Oil Price Crash: What Does It Mean for Caribbean Countries Like St. Vincent and the Grenadines!
The United States Oil prices have hit below zero for the first time in its economic history due to the sudden rise in the COVID-19 pandemic cases all over the world, thus risking oil companies into bankruptcy.
With the United States Oil prices running at a negative, it may have a huge impact on the countries that import oil from them as a massive crash can lead to even more reduction in the oil prices for other countries in terms of different currency exchange rates for every country. However, this is not the case for St. Vincent and the Grenadines.
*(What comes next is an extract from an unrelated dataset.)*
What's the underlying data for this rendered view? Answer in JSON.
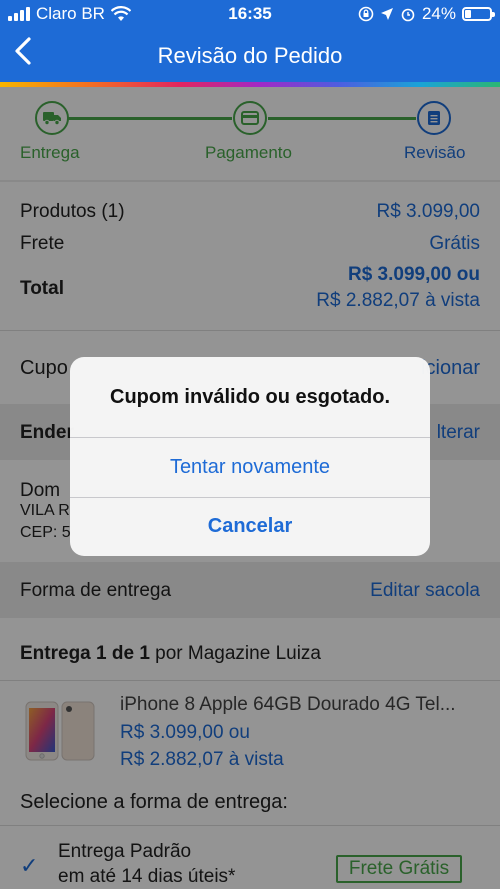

This sudden price crash is explained by a drastic fall in demand for oil, thus creating a tremendous amount of surplus with limited storage capacity problems as many oil producers are running out of oil barrels to store the extracted oil. The situation is such that producers are now paying the buyers to take excess oil off their hands.
The consumption and demand for oil also took a hit, with many people staying at home and travel by car and planes have been limited. Apart from this, many industries and sectors have stopped production. Their employees are forced to stay at home due to safety concerns. They are required to adapt to the quarantine situation because of which many factories are now out of business, and not much revenue is being generated.
There has been unprecedented stress regarding future investments and stocks as the S&P 500 has seen a decline of more than 40 percent value in its energy sector this year. The Dow Jones Industrial Average member ExxonMobil also followed them with a 38 percent decline. According to the analysts, this wide gap of prices may continue the entire year for the stocks with storage capacities running out.
One of the biggest problems here is that the effects of the oil price wars lingered even though OPEC reached an agreement. Because of this, the question arises that for how long will the oil prices remain cheap and force other companies into bankruptcy? :(
The Oil price have been drop so bad and yet people have been paying 11.97 XCD per gallon for a long time back home in St. Vincent and the Grenadines , and it comes as no surprise that they are still paying high prices for a barrel that does not even cost a dime. This behavior is also affecting our electricity prices as well, as high rates of oil impact the electricity prices simultaneously, thus causing an even greater outburst from the producers as well as the citizens. of St. Vincent and the Grenadines.
There have been no significant changes in their oil prices. One begs to ask the question of why are the Caribbean countries like St. Vincent and the Grenadines still paying more for oil when the world oil prices are falling apart?
Since these countries like St. Vincent and the Grenadines are apt at producing their own oil, their capacity is small as compared to that of other countries around the world. They can choose to import that excess oil at low prices as well, but the question still remains that why one should pay more for something so less. The government and the policymakers can only answer this question.
Kemron L Bacchus
#staysafeOil Price Crash: What Does It Mean for Caribbean Countries Like St. Vincent and the Grenadines!